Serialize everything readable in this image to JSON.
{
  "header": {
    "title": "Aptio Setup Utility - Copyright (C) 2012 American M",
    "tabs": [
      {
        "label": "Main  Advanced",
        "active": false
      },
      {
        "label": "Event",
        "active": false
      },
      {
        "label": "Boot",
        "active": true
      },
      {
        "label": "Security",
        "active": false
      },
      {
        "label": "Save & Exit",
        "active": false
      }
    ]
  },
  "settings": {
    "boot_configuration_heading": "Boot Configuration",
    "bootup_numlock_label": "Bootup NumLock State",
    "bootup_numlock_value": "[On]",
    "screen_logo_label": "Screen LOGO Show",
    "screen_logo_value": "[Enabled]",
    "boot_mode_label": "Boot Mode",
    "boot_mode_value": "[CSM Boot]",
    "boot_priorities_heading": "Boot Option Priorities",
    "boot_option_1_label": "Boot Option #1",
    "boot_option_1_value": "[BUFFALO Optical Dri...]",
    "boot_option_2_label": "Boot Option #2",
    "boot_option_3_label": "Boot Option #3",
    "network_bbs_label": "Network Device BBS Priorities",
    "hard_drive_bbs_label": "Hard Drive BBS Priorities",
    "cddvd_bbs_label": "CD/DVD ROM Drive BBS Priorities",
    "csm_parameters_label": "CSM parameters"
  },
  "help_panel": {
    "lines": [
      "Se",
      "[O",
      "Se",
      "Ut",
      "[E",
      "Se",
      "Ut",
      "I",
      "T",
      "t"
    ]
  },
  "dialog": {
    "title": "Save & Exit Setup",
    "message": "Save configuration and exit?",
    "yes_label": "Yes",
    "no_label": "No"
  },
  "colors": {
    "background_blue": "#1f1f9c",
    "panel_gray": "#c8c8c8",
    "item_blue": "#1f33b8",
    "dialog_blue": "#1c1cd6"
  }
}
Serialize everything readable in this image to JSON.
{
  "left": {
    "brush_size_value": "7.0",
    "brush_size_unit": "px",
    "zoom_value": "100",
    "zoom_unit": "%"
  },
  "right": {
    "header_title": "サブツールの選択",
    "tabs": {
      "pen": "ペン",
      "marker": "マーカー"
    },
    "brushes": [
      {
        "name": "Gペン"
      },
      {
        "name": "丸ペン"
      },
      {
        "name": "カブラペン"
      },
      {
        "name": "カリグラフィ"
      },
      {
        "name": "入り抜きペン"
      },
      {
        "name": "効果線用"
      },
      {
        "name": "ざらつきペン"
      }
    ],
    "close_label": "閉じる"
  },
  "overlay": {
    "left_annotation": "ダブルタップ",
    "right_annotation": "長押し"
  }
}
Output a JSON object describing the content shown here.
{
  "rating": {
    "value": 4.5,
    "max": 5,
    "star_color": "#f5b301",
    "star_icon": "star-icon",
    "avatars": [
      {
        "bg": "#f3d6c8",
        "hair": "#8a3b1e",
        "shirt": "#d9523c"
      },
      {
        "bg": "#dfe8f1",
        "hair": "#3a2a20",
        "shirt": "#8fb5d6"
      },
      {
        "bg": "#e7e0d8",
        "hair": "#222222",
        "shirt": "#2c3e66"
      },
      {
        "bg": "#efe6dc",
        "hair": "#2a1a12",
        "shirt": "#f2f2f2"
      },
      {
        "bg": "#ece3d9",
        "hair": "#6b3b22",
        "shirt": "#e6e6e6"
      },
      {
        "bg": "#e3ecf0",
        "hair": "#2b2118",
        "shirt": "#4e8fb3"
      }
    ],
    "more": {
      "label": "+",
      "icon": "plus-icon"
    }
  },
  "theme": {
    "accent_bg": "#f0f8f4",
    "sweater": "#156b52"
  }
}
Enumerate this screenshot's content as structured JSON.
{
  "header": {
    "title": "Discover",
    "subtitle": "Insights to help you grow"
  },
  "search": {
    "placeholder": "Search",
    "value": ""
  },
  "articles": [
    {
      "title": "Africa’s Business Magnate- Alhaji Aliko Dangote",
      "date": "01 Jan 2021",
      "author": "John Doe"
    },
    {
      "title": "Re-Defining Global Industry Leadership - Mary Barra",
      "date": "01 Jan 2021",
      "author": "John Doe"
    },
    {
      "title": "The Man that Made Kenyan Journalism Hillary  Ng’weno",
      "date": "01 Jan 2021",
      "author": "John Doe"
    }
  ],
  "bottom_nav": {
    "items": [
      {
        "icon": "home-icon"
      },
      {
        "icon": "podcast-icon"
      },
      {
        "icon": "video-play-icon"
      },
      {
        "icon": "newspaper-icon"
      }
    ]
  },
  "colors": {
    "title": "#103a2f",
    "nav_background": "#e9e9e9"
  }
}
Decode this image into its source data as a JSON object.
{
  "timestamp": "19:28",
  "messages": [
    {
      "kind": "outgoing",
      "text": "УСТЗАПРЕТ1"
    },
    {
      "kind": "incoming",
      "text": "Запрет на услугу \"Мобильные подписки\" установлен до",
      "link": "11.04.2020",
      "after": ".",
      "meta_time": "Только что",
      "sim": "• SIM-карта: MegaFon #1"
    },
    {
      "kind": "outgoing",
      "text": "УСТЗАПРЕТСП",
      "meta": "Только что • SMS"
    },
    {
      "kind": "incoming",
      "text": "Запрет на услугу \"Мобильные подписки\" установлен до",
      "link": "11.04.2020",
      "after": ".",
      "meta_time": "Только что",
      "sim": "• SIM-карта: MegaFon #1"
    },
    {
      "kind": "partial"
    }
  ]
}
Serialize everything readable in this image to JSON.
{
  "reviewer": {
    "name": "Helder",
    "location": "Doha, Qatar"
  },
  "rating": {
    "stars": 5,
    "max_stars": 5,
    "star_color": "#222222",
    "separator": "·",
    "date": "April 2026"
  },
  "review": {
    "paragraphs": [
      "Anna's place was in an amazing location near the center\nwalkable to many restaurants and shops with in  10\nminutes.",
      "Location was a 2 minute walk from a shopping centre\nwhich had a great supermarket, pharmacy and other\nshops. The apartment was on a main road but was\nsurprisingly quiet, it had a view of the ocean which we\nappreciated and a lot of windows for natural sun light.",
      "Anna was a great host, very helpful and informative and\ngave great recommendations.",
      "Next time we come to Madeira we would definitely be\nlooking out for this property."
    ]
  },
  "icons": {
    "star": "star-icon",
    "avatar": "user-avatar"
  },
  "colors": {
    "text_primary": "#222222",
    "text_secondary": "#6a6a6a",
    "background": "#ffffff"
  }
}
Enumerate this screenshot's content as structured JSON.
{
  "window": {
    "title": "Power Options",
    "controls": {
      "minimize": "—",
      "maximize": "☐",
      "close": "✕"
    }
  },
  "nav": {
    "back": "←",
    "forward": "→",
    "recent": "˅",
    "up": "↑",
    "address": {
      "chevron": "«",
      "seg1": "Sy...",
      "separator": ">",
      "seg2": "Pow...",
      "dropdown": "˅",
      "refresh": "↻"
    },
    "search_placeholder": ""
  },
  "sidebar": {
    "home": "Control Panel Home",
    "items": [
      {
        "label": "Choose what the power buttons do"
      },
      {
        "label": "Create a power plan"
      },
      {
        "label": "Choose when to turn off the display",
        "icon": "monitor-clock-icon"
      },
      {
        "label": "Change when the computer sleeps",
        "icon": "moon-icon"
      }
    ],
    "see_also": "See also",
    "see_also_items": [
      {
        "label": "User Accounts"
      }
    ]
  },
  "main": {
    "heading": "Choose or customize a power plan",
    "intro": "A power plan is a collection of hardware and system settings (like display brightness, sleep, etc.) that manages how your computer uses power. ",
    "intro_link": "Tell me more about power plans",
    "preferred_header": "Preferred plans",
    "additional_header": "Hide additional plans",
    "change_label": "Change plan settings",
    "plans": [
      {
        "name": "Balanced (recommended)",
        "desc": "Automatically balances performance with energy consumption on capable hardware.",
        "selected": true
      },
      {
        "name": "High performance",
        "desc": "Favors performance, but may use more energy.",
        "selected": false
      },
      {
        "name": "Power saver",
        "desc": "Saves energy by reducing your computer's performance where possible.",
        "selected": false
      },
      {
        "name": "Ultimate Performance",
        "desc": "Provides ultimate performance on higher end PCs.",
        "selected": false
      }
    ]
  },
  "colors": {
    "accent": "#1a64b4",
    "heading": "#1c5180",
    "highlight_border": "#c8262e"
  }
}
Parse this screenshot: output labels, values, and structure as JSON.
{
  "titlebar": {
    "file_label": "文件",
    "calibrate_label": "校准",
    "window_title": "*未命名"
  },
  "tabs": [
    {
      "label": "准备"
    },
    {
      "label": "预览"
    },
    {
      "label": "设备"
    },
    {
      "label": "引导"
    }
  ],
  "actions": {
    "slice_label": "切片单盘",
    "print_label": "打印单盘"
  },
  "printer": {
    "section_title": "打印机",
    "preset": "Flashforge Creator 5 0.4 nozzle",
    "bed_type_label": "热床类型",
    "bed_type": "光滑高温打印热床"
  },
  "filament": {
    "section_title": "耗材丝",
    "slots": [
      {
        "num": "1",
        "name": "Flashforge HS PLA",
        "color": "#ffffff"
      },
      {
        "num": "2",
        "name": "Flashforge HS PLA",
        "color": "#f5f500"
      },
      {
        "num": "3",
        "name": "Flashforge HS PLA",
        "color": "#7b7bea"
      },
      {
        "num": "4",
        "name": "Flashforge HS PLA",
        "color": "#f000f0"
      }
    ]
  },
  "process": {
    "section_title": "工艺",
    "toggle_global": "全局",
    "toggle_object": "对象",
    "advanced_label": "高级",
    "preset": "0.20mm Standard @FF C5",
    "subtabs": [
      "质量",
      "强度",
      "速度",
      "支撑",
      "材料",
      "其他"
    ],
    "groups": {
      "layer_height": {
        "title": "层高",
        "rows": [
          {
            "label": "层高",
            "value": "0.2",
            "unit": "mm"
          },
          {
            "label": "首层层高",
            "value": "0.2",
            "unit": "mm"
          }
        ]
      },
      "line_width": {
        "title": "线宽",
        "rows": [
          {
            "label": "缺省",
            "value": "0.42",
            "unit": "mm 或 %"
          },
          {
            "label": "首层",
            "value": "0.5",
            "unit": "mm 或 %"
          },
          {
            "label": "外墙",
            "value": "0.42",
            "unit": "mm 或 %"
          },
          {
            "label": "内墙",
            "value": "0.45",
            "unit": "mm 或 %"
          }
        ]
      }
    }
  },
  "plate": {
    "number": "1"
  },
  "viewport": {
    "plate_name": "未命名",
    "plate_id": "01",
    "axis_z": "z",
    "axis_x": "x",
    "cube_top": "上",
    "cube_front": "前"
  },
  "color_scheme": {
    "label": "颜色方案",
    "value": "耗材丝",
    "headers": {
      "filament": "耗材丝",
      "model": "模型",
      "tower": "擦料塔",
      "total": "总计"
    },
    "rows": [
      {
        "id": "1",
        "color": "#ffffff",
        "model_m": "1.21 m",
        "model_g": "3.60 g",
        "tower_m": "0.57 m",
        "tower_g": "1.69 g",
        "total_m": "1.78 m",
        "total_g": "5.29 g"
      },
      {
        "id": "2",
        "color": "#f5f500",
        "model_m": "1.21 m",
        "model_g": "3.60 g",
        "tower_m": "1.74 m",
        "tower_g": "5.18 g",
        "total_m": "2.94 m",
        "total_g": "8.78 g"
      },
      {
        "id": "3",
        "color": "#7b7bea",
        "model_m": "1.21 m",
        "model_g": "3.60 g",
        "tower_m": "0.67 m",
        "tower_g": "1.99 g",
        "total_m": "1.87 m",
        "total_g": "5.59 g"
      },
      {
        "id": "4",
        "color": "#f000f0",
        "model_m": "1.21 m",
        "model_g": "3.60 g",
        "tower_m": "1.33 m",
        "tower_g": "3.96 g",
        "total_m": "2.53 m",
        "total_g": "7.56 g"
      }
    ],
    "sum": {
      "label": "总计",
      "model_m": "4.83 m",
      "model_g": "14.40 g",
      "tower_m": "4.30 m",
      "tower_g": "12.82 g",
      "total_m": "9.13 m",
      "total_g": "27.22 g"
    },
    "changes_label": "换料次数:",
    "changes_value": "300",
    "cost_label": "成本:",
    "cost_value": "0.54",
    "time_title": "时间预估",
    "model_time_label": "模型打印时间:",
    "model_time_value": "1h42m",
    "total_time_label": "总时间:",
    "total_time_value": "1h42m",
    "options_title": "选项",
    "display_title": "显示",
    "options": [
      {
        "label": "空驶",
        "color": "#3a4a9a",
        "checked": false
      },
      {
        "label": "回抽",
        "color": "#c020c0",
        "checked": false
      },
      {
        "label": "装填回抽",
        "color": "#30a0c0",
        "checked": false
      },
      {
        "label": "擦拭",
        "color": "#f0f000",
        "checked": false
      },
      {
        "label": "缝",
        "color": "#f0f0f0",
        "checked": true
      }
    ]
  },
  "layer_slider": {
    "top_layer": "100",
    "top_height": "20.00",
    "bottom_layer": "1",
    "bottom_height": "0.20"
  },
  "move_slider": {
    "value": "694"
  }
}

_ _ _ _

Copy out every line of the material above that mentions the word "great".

• **OUTPUT FOR THIS TASK**:
      "Location was a 2 minute walk from a shopping centre\nwhich had a great supermarket, pharmacy and other\nshops. The apartment was on a main road but was\nsurprisingly quiet, it had a view of the ocean which we\nappreciated and a lot of windows for natural sun light.",
      "Anna was a great host, very helpful and informative and\ngave great recommendations.",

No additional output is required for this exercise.